Absolutely- it’s an issue that could be solved with prestaging the color temp (though I didn’t think Hue supports that yet, which is what I use) and is not an issue with the bulb or switch. Sorry- I didn’t mean to imply it was.

Disabling SBM and cutting the power to the bulbs will not solve this issue, if anything it will make it significantly worse.

I should have been more clear on what I think this solves. This “fallback” should happen very, very, extremely rarely: only in the case that I may need to take my hub (HA on unraid) down for server upgrades/fixes/crashes. The idea being that even though it’s a terrible way to control lights (to fallback to cutting power on a smart bulb), it’s much better than not being able to control the lights at all. To your point, having this behavior occur regularly would be havoc for the mesh, which is why I’d be concerned about how reliable a feature like this could be (that is, to not enable to the relay automatically due to a false positive of thinking the hub is down).

Another thing to point out, most bulbs can have their power-on state changed. Most of us set this state to “off” or “previous” when power is restored simply because we don’t want every light in the house turning on when there’s a power bump at 3am.

This is a great point that I wasn’t thinking of: I also have my lights set to this right now so, to your point, this “feature” would be useless unless I change them and then risk the 3am lights on due to a brief blackout.

When using zigbee bulbs and binding, the switch will still directly control the bulbs on/off/dim even when the hub is down. I also tested with the coordinator unplugged and the switch still controlled the bulbs through binding (this one admittedly shocked me and I wasn’t sure it would work, but it did).

So add another level of rarity in that it will only be useful for those looking to use non-zigbee bulbs with their zigbee switch and control them while the hub is rebooting.

I still think the possibility of causing harm to the mesh network will be significantly higher than the extremely rare scenario that this would solve. Picture the switch is off and for some reason or another drops off the network. This feature disables SBM and cuts power to the bulbs.
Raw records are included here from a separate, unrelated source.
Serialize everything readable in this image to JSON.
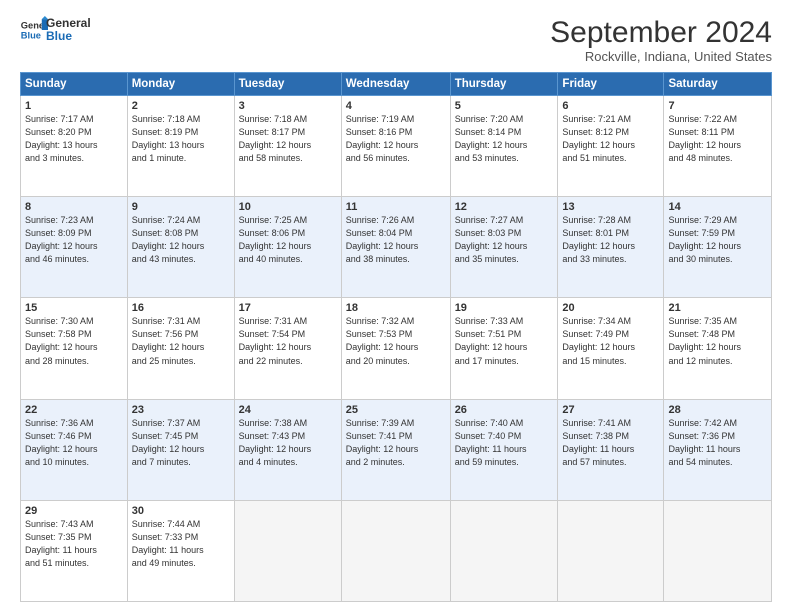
{
  "logo": {
    "line1": "General",
    "line2": "Blue",
    "icon_color": "#1a6bb5"
  },
  "title": "September 2024",
  "subtitle": "Rockville, Indiana, United States",
  "header": {
    "days": [
      "Sunday",
      "Monday",
      "Tuesday",
      "Wednesday",
      "Thursday",
      "Friday",
      "Saturday"
    ]
  },
  "weeks": [
    [
      {
        "day": "1",
        "lines": [
          "Sunrise: 7:17 AM",
          "Sunset: 8:20 PM",
          "Daylight: 13 hours",
          "and 3 minutes."
        ]
      },
      {
        "day": "2",
        "lines": [
          "Sunrise: 7:18 AM",
          "Sunset: 8:19 PM",
          "Daylight: 13 hours",
          "and 1 minute."
        ]
      },
      {
        "day": "3",
        "lines": [
          "Sunrise: 7:18 AM",
          "Sunset: 8:17 PM",
          "Daylight: 12 hours",
          "and 58 minutes."
        ]
      },
      {
        "day": "4",
        "lines": [
          "Sunrise: 7:19 AM",
          "Sunset: 8:16 PM",
          "Daylight: 12 hours",
          "and 56 minutes."
        ]
      },
      {
        "day": "5",
        "lines": [
          "Sunrise: 7:20 AM",
          "Sunset: 8:14 PM",
          "Daylight: 12 hours",
          "and 53 minutes."
        ]
      },
      {
        "day": "6",
        "lines": [
          "Sunrise: 7:21 AM",
          "Sunset: 8:12 PM",
          "Daylight: 12 hours",
          "and 51 minutes."
        ]
      },
      {
        "day": "7",
        "lines": [
          "Sunrise: 7:22 AM",
          "Sunset: 8:11 PM",
          "Daylight: 12 hours",
          "and 48 minutes."
        ]
      }
    ],
    [
      {
        "day": "8",
        "lines": [
          "Sunrise: 7:23 AM",
          "Sunset: 8:09 PM",
          "Daylight: 12 hours",
          "and 46 minutes."
        ]
      },
      {
        "day": "9",
        "lines": [
          "Sunrise: 7:24 AM",
          "Sunset: 8:08 PM",
          "Daylight: 12 hours",
          "and 43 minutes."
        ]
      },
      {
        "day": "10",
        "lines": [
          "Sunrise: 7:25 AM",
          "Sunset: 8:06 PM",
          "Daylight: 12 hours",
          "and 40 minutes."
        ]
      },
      {
        "day": "11",
        "lines": [
          "Sunrise: 7:26 AM",
          "Sunset: 8:04 PM",
          "Daylight: 12 hours",
          "and 38 minutes."
        ]
      },
      {
        "day": "12",
        "lines": [
          "Sunrise: 7:27 AM",
          "Sunset: 8:03 PM",
          "Daylight: 12 hours",
          "and 35 minutes."
        ]
      },
      {
        "day": "13",
        "lines": [
          "Sunrise: 7:28 AM",
          "Sunset: 8:01 PM",
          "Daylight: 12 hours",
          "and 33 minutes."
        ]
      },
      {
        "day": "14",
        "lines": [
          "Sunrise: 7:29 AM",
          "Sunset: 7:59 PM",
          "Daylight: 12 hours",
          "and 30 minutes."
        ]
      }
    ],
    [
      {
        "day": "15",
        "lines": [
          "Sunrise: 7:30 AM",
          "Sunset: 7:58 PM",
          "Daylight: 12 hours",
          "and 28 minutes."
        ]
      },
      {
        "day": "16",
        "lines": [
          "Sunrise: 7:31 AM",
          "Sunset: 7:56 PM",
          "Daylight: 12 hours",
          "and 25 minutes."
        ]
      },
      {
        "day": "17",
        "lines": [
          "Sunrise: 7:31 AM",
          "Sunset: 7:54 PM",
          "Daylight: 12 hours",
          "and 22 minutes."
        ]
      },
      {
        "day": "18",
        "lines": [
          "Sunrise: 7:32 AM",
          "Sunset: 7:53 PM",
          "Daylight: 12 hours",
          "and 20 minutes."
        ]
      },
      {
        "day": "19",
        "lines": [
          "Sunrise: 7:33 AM",
          "Sunset: 7:51 PM",
          "Daylight: 12 hours",
          "and 17 minutes."
        ]
      },
      {
        "day": "20",
        "lines": [
          "Sunrise: 7:34 AM",
          "Sunset: 7:49 PM",
          "Daylight: 12 hours",
          "and 15 minutes."
        ]
      },
      {
        "day": "21",
        "lines": [
          "Sunrise: 7:35 AM",
          "Sunset: 7:48 PM",
          "Daylight: 12 hours",
          "and 12 minutes."
        ]
      }
    ],
    [
      {
        "day": "22",
        "lines": [
          "Sunrise: 7:36 AM",
          "Sunset: 7:46 PM",
          "Daylight: 12 hours",
          "and 10 minutes."
        ]
      },
      {
        "day": "23",
        "lines": [
          "Sunrise: 7:37 AM",
          "Sunset: 7:45 PM",
          "Daylight: 12 hours",
          "and 7 minutes."
        ]
      },
      {
        "day": "24",
        "lines": [
          "Sunrise: 7:38 AM",
          "Sunset: 7:43 PM",
          "Daylight: 12 hours",
          "and 4 minutes."
        ]
      },
      {
        "day": "25",
        "lines": [
          "Sunrise: 7:39 AM",
          "Sunset: 7:41 PM",
          "Daylight: 12 hours",
          "and 2 minutes."
        ]
      },
      {
        "day": "26",
        "lines": [
          "Sunrise: 7:40 AM",
          "Sunset: 7:40 PM",
          "Daylight: 11 hours",
          "and 59 minutes."
        ]
      },
      {
        "day": "27",
        "lines": [
          "Sunrise: 7:41 AM",
          "Sunset: 7:38 PM",
          "Daylight: 11 hours",
          "and 57 minutes."
        ]
      },
      {
        "day": "28",
        "lines": [
          "Sunrise: 7:42 AM",
          "Sunset: 7:36 PM",
          "Daylight: 11 hours",
          "and 54 minutes."
        ]
      }
    ],
    [
      {
        "day": "29",
        "lines": [
          "Sunrise: 7:43 AM",
          "Sunset: 7:35 PM",
          "Daylight: 11 hours",
          "and 51 minutes."
        ]
      },
      {
        "day": "30",
        "lines": [
          "Sunrise: 7:44 AM",
          "Sunset: 7:33 PM",
          "Daylight: 11 hours",
          "and 49 minutes."
        ]
      },
      {
        "day": "",
        "lines": []
      },
      {
        "day": "",
        "lines": []
      },
      {
        "day": "",
        "lines": []
      },
      {
        "day": "",
        "lines": []
      },
      {
        "day": "",
        "lines": []
      }
    ]
  ]
}
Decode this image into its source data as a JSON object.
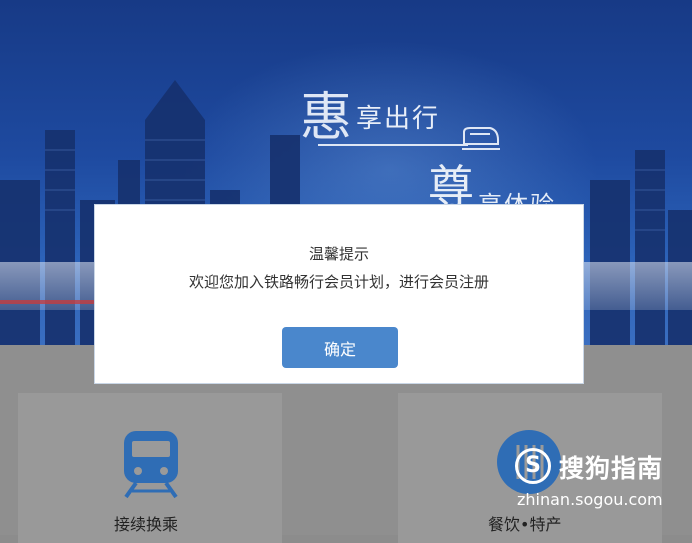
{
  "banner": {
    "slogan1_big": "惠",
    "slogan1_small": "享出行",
    "slogan2_big": "尊",
    "slogan2_small": "享体验"
  },
  "menu": {
    "items": [
      {
        "label": "接续换乘",
        "icon": "train-icon"
      },
      {
        "label": "餐饮•特产",
        "icon": "dining-icon"
      }
    ]
  },
  "dialog": {
    "title": "温馨提示",
    "message": "欢迎您加入铁路畅行会员计划，进行会员注册",
    "confirm_label": "确定"
  },
  "watermark": {
    "logo_letter": "S",
    "brand": "搜狗指南",
    "url": "zhinan.sogou.com"
  },
  "colors": {
    "banner_blue": "#1e4aa0",
    "button_blue": "#4a87cc",
    "icon_blue": "#2f6db5"
  }
}
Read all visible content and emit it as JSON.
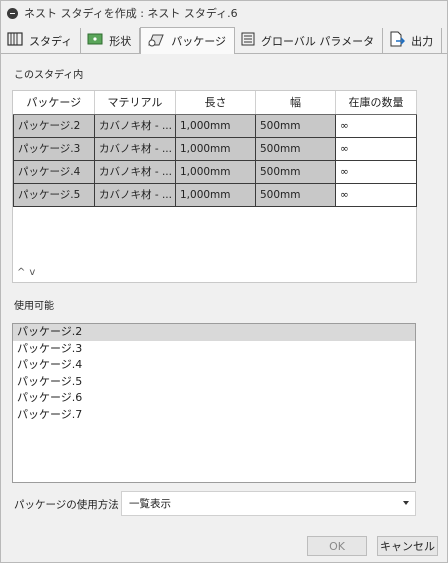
{
  "window": {
    "title": "ネスト スタディを作成 : ネスト スタディ.6"
  },
  "tabs": [
    {
      "label": "スタディ",
      "icon": "study-icon",
      "active": false
    },
    {
      "label": "形状",
      "icon": "shape-icon",
      "active": false
    },
    {
      "label": "パッケージ",
      "icon": "package-icon",
      "active": true
    },
    {
      "label": "グローバル パラメータ",
      "icon": "global-params-icon",
      "active": false
    },
    {
      "label": "出力",
      "icon": "output-icon",
      "active": false
    }
  ],
  "in_study": {
    "label": "このスタディ内",
    "columns": [
      "パッケージ",
      "マテリアル",
      "長さ",
      "幅",
      "在庫の数量"
    ],
    "rows": [
      {
        "package": "パッケージ.2",
        "material": "カバノキ材 - ...",
        "length": "1,000mm",
        "width": "500mm",
        "qty": "∞"
      },
      {
        "package": "パッケージ.3",
        "material": "カバノキ材 - ...",
        "length": "1,000mm",
        "width": "500mm",
        "qty": "∞"
      },
      {
        "package": "パッケージ.4",
        "material": "カバノキ材 - ...",
        "length": "1,000mm",
        "width": "500mm",
        "qty": "∞"
      },
      {
        "package": "パッケージ.5",
        "material": "カバノキ材 - ...",
        "length": "1,000mm",
        "width": "500mm",
        "qty": "∞"
      }
    ],
    "move_up": "^",
    "move_down": "v"
  },
  "available": {
    "label": "使用可能",
    "items": [
      "パッケージ.2",
      "パッケージ.3",
      "パッケージ.4",
      "パッケージ.5",
      "パッケージ.6",
      "パッケージ.7"
    ],
    "selected_index": 0
  },
  "usage": {
    "label": "パッケージの使用方法",
    "value": "一覧表示"
  },
  "buttons": {
    "ok": "OK",
    "cancel": "キャンセル"
  }
}
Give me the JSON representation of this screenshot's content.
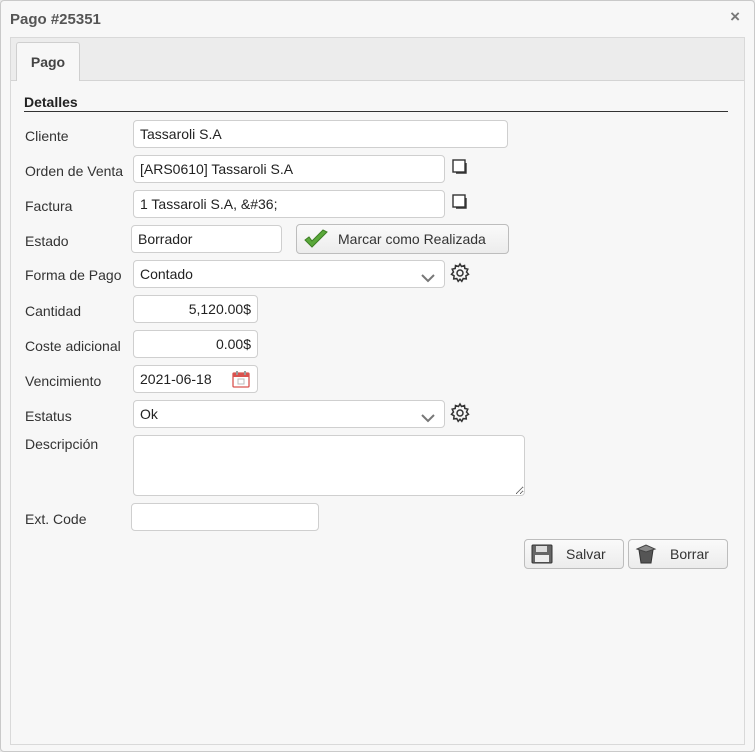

Now instead of 1 device dropping off the network you’ve got 10. Your entire zigbee network starts to fail because other devices were connecting through some of those bulbs and suddenly you’re at 15, 20, 25 devices dropped off the network.


Thanks for doing this. Great to know. A part two to that situation, what happens when you restore the HA/coordinator? How does the switch respond? No need to do any magic resets? And how do the bulbs respond on CCT or color? Just curious. Obviously there is no CCT/color control when the hub (HA/coordinator) is off. May have a solution here, without having to mess with the switch relay. Thanks

My comment on “Dim” was in comparison to competitive products for the same rated lumens (800) and to a light meter at 1 meter. CRI is another key factor I’m trying to get a better method of assessment. In some areas of the house kitchen, bathroom - make-up/dressing (not me!!). But most of these factors only become noticeable if there is a large difference in CRI or you mix multiple vendors in the same area.